*** Opening of Supplied data ***
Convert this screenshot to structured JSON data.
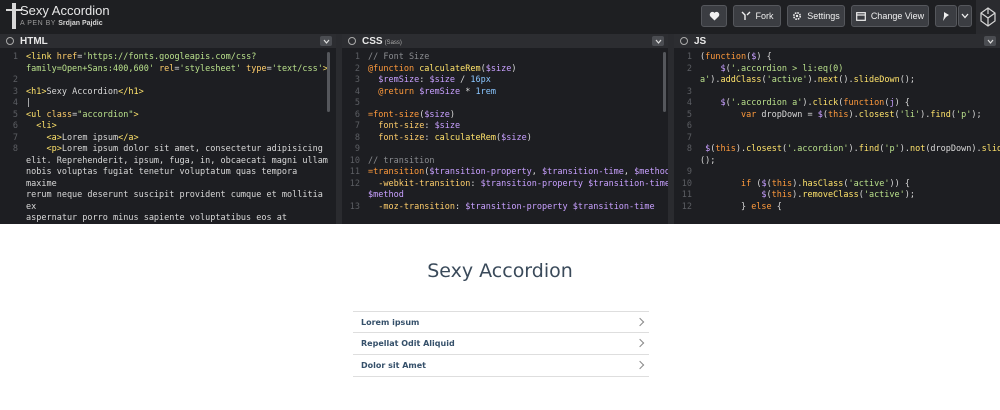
{
  "pen": {
    "title": "Sexy Accordion",
    "by_prefix": "A PEN BY",
    "author": "Srdjan Pajdic"
  },
  "toolbar": {
    "heart_icon": "heart-icon",
    "fork_label": "Fork",
    "settings_label": "Settings",
    "change_view_label": "Change View"
  },
  "editors": {
    "html": {
      "label": "HTML"
    },
    "css": {
      "label": "CSS",
      "sub": "(Sass)"
    },
    "js": {
      "label": "JS"
    }
  },
  "preview": {
    "heading": "Sexy Accordion",
    "items": [
      "Lorem ipsum",
      "Repellat Odit Aliquid",
      "Dolor sit Amet"
    ]
  },
  "colors": {
    "topbar": "#1e1f22",
    "editor_bg": "#1d1e22",
    "accordion_text": "#35506a",
    "heading_text": "#3a4a5a"
  }
}
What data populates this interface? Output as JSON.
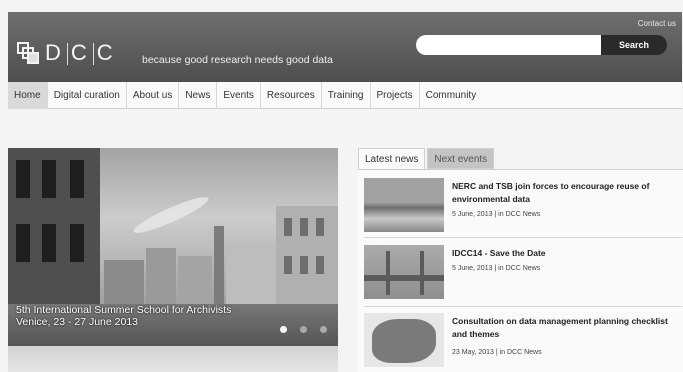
{
  "header": {
    "contact": "Contact us",
    "logo_text": "DCC",
    "tagline": "because good research needs good data",
    "search_button": "Search"
  },
  "nav": {
    "items": [
      "Home",
      "Digital curation",
      "About us",
      "News",
      "Events",
      "Resources",
      "Training",
      "Projects",
      "Community"
    ],
    "active": "Home"
  },
  "slider": {
    "caption_line1": "5th International Summer School for Archivists",
    "caption_line2": "Venice, 23 - 27 June 2013",
    "slides": 3,
    "active_slide": 1
  },
  "news": {
    "tabs": [
      "Latest news",
      "Next events"
    ],
    "active_tab": "Latest news",
    "items": [
      {
        "title": "NERC and TSB join forces to encourage reuse of environmental data",
        "meta": "5 June, 2013 | in DCC News"
      },
      {
        "title": "IDCC14 - Save the Date",
        "meta": "5 June, 2013 | in DCC News"
      },
      {
        "title": "Consultation on data management planning checklist and themes",
        "meta": "23 May, 2013 | in DCC News"
      }
    ]
  }
}
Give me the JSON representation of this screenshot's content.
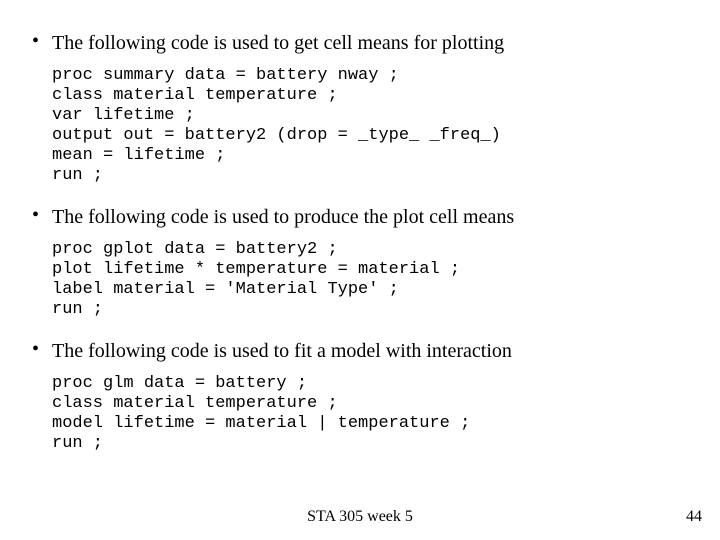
{
  "bullets": [
    {
      "text": "The following code is used to get cell means for plotting",
      "code": "proc summary data = battery nway ;\nclass material temperature ;\nvar lifetime ;\noutput out = battery2 (drop = _type_ _freq_)\nmean = lifetime ;\nrun ;"
    },
    {
      "text": "The following code is used to produce the plot cell means",
      "code": "proc gplot data = battery2 ;\nplot lifetime * temperature = material ;\nlabel material = 'Material Type' ;\nrun ;"
    },
    {
      "text": "The following code is used to fit a model with interaction",
      "code": "proc glm data = battery ;\nclass material temperature ;\nmodel lifetime = material | temperature ;\nrun ;"
    }
  ],
  "footer": {
    "center": "STA 305 week 5",
    "page_number": "44"
  }
}
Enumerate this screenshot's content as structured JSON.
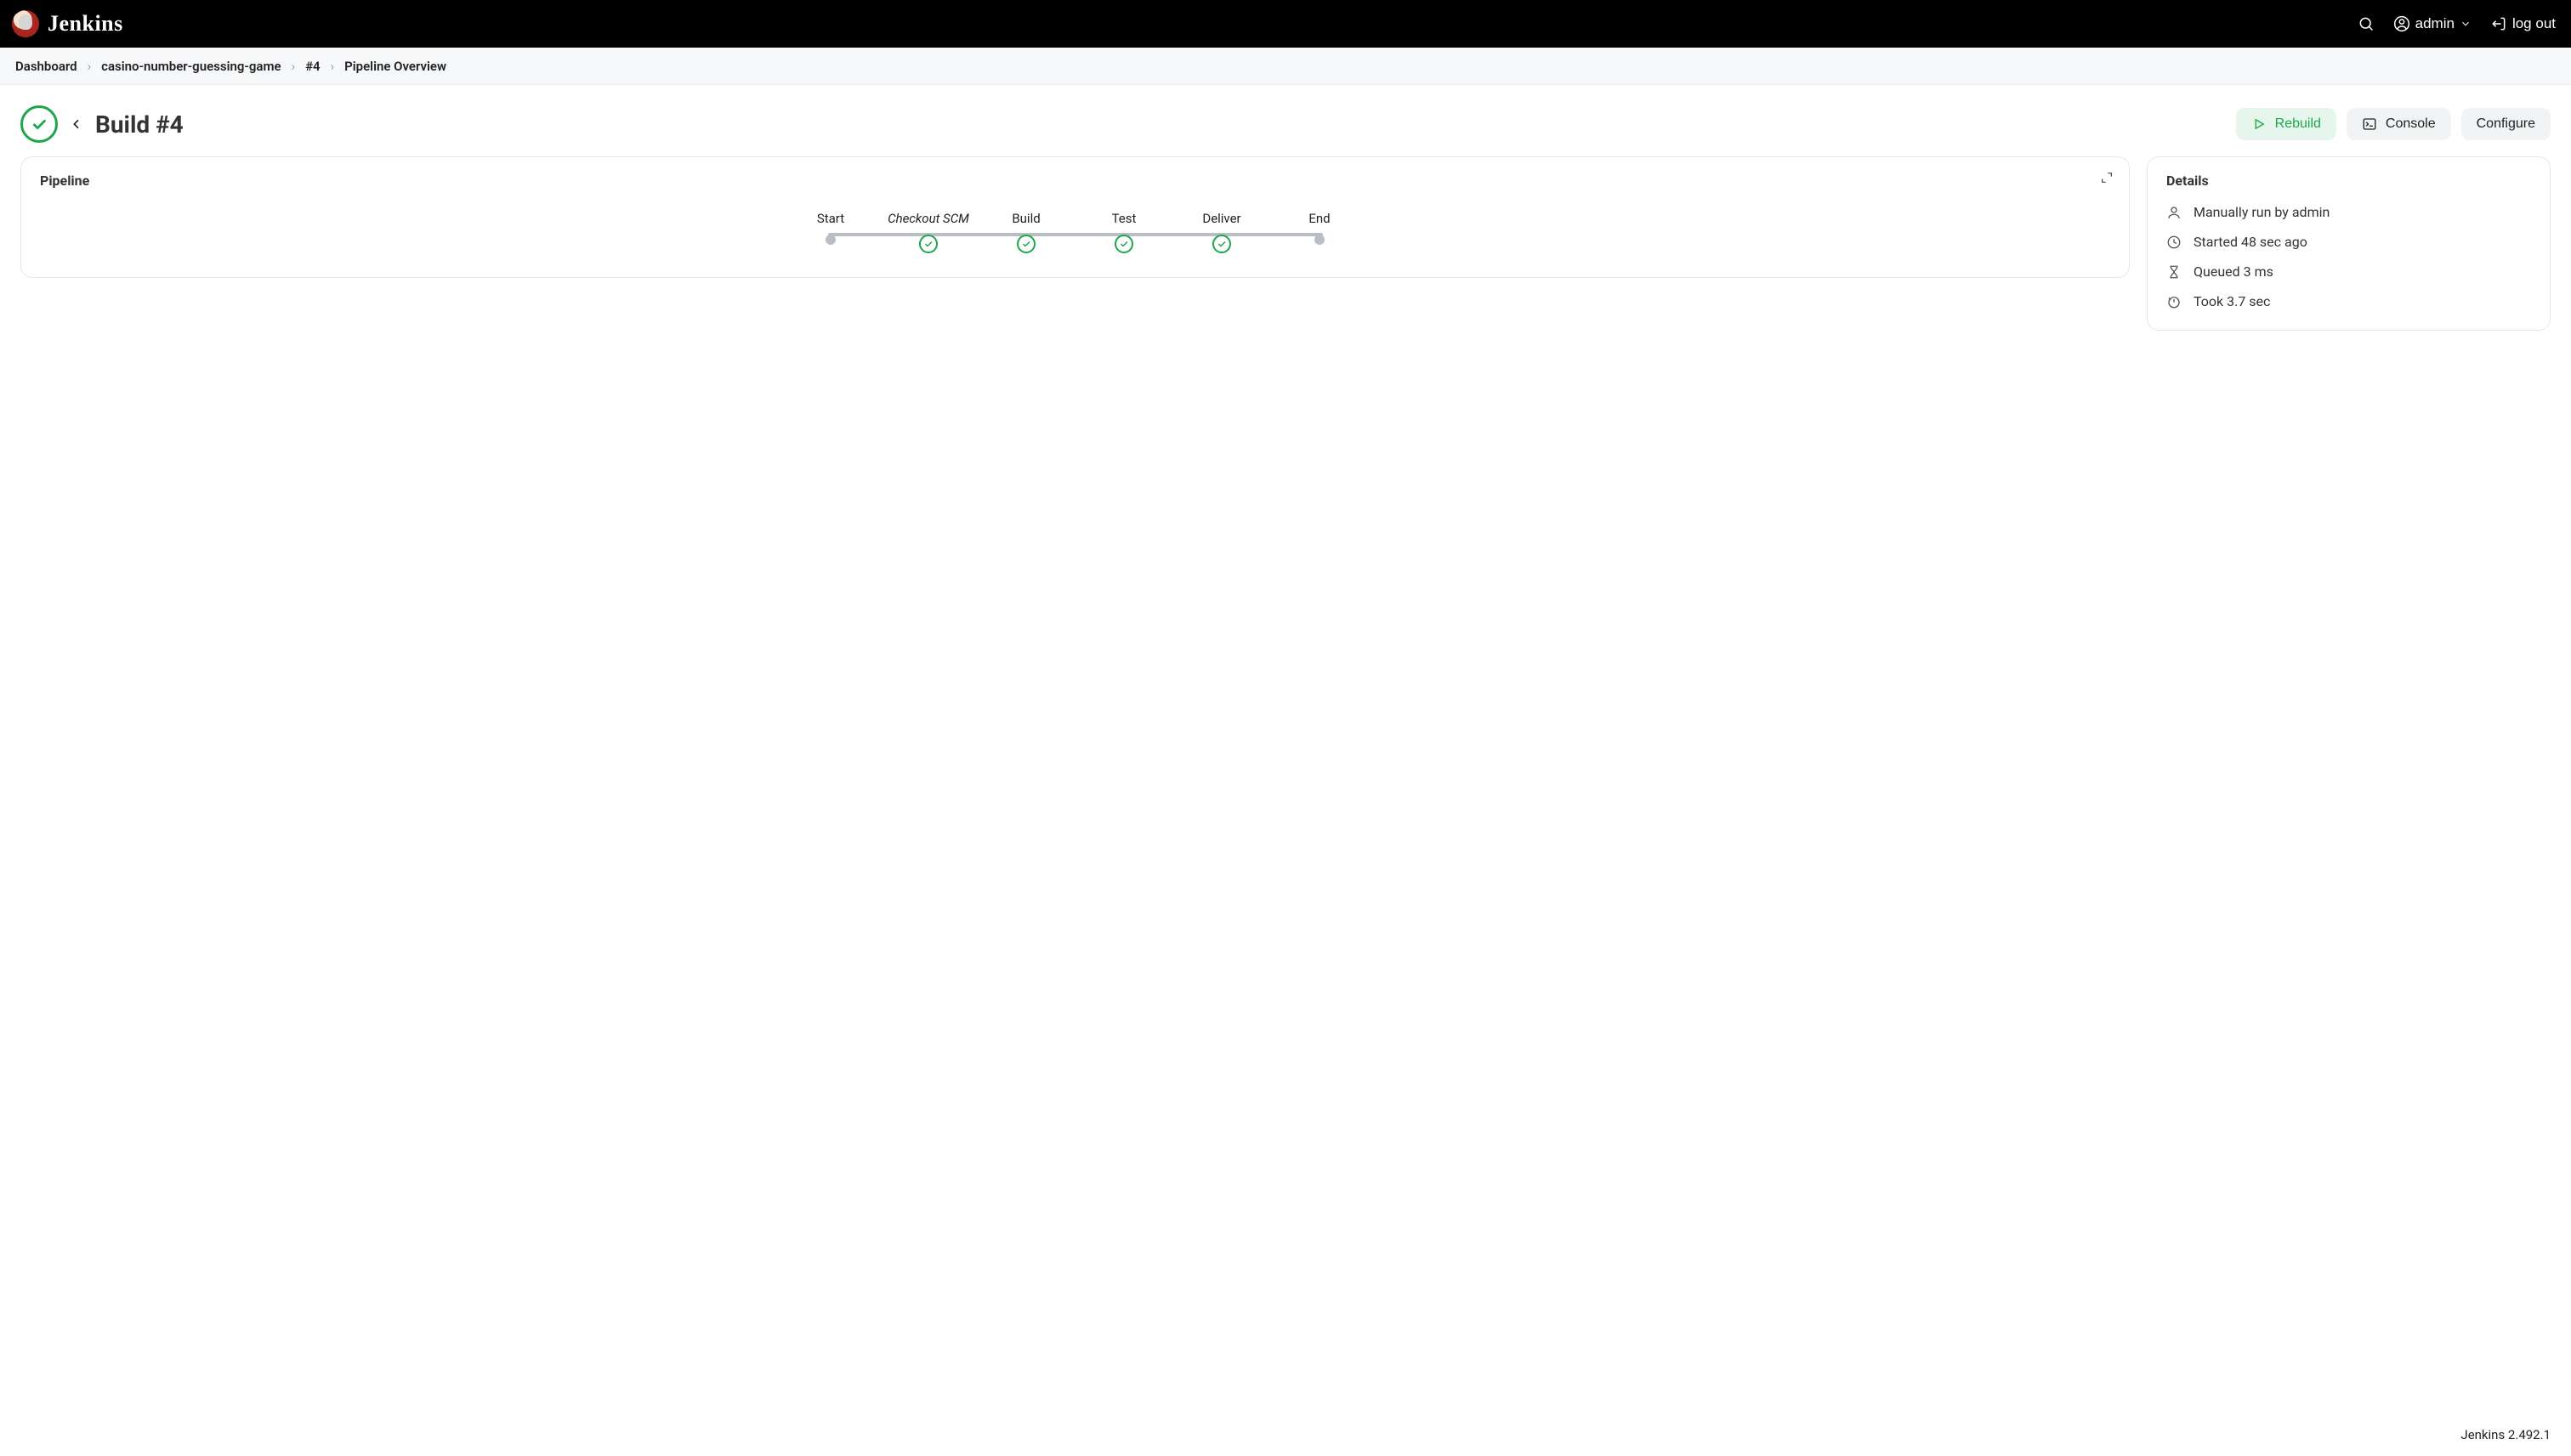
{
  "brand": {
    "name": "Jenkins"
  },
  "header": {
    "user": "admin",
    "logout": "log out"
  },
  "breadcrumbs": [
    "Dashboard",
    "casino-number-guessing-game",
    "#4",
    "Pipeline Overview"
  ],
  "page": {
    "title": "Build #4",
    "actions": {
      "rebuild": "Rebuild",
      "console": "Console",
      "configure": "Configure"
    }
  },
  "pipeline": {
    "heading": "Pipeline",
    "stages": [
      {
        "label": "Start",
        "kind": "dot"
      },
      {
        "label": "Checkout SCM",
        "kind": "check",
        "italic": true
      },
      {
        "label": "Build",
        "kind": "check"
      },
      {
        "label": "Test",
        "kind": "check"
      },
      {
        "label": "Deliver",
        "kind": "check"
      },
      {
        "label": "End",
        "kind": "dot"
      }
    ]
  },
  "details": {
    "heading": "Details",
    "run_by": "Manually run by admin",
    "started": "Started 48 sec ago",
    "queued": "Queued 3 ms",
    "took": "Took 3.7 sec"
  },
  "footer": {
    "version": "Jenkins 2.492.1"
  }
}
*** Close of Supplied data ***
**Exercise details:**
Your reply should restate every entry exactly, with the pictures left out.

**Output for this task:**
Convert this screenshot to structured JSON data.
{
  "pen": {
    "title": "Sexy Accordion",
    "by_prefix": "A PEN BY",
    "author": "Srdjan Pajdic"
  },
  "toolbar": {
    "heart_icon": "heart-icon",
    "fork_label": "Fork",
    "settings_label": "Settings",
    "change_view_label": "Change View"
  },
  "editors": {
    "html": {
      "label": "HTML"
    },
    "css": {
      "label": "CSS",
      "sub": "(Sass)"
    },
    "js": {
      "label": "JS"
    }
  },
  "preview": {
    "heading": "Sexy Accordion",
    "items": [
      "Lorem ipsum",
      "Repellat Odit Aliquid",
      "Dolor sit Amet"
    ]
  },
  "colors": {
    "topbar": "#1e1f22",
    "editor_bg": "#1d1e22",
    "accordion_text": "#35506a",
    "heading_text": "#3a4a5a"
  }
}
What data populates this interface? Output as JSON.
{
  "header": {
    "contact": "Contact us",
    "logo_text": "DCC",
    "tagline": "because good research needs good data",
    "search_button": "Search"
  },
  "nav": {
    "items": [
      "Home",
      "Digital curation",
      "About us",
      "News",
      "Events",
      "Resources",
      "Training",
      "Projects",
      "Community"
    ],
    "active": "Home"
  },
  "slider": {
    "caption_line1": "5th International Summer School for Archivists",
    "caption_line2": "Venice, 23 - 27 June 2013",
    "slides": 3,
    "active_slide": 1
  },
  "news": {
    "tabs": [
      "Latest news",
      "Next events"
    ],
    "active_tab": "Latest news",
    "items": [
      {
        "title": "NERC and TSB join forces to encourage reuse of environmental data",
        "meta": "5 June, 2013 | in DCC News"
      },
      {
        "title": "IDCC14 - Save the Date",
        "meta": "5 June, 2013 | in DCC News"
      },
      {
        "title": "Consultation on data management planning checklist and themes",
        "meta": "23 May, 2013 | in DCC News"
      }
    ]
  }
}
Give me the JSON representation of this screenshot's content.
{
  "bullets": [
    {
      "text": "The following code is used to get cell means for plotting",
      "code": "proc summary data = battery nway ;\nclass material temperature ;\nvar lifetime ;\noutput out = battery2 (drop = _type_ _freq_)\nmean = lifetime ;\nrun ;"
    },
    {
      "text": "The following code is used to produce the plot cell means",
      "code": "proc gplot data = battery2 ;\nplot lifetime * temperature = material ;\nlabel material = 'Material Type' ;\nrun ;"
    },
    {
      "text": "The following code is used to fit a model with interaction",
      "code": "proc glm data = battery ;\nclass material temperature ;\nmodel lifetime = material | temperature ;\nrun ;"
    }
  ],
  "footer": {
    "center": "STA 305 week 5",
    "page_number": "44"
  }
}
Enumerate this screenshot's content as structured JSON.
{
  "brand": {
    "name": "Jenkins"
  },
  "header": {
    "user": "admin",
    "logout": "log out"
  },
  "breadcrumbs": [
    "Dashboard",
    "casino-number-guessing-game",
    "#4",
    "Pipeline Overview"
  ],
  "page": {
    "title": "Build #4",
    "actions": {
      "rebuild": "Rebuild",
      "console": "Console",
      "configure": "Configure"
    }
  },
  "pipeline": {
    "heading": "Pipeline",
    "stages": [
      {
        "label": "Start",
        "kind": "dot"
      },
      {
        "label": "Checkout SCM",
        "kind": "check",
        "italic": true
      },
      {
        "label": "Build",
        "kind": "check"
      },
      {
        "label": "Test",
        "kind": "check"
      },
      {
        "label": "Deliver",
        "kind": "check"
      },
      {
        "label": "End",
        "kind": "dot"
      }
    ]
  },
  "details": {
    "heading": "Details",
    "run_by": "Manually run by admin",
    "started": "Started 48 sec ago",
    "queued": "Queued 3 ms",
    "took": "Took 3.7 sec"
  },
  "footer": {
    "version": "Jenkins 2.492.1"
  }
}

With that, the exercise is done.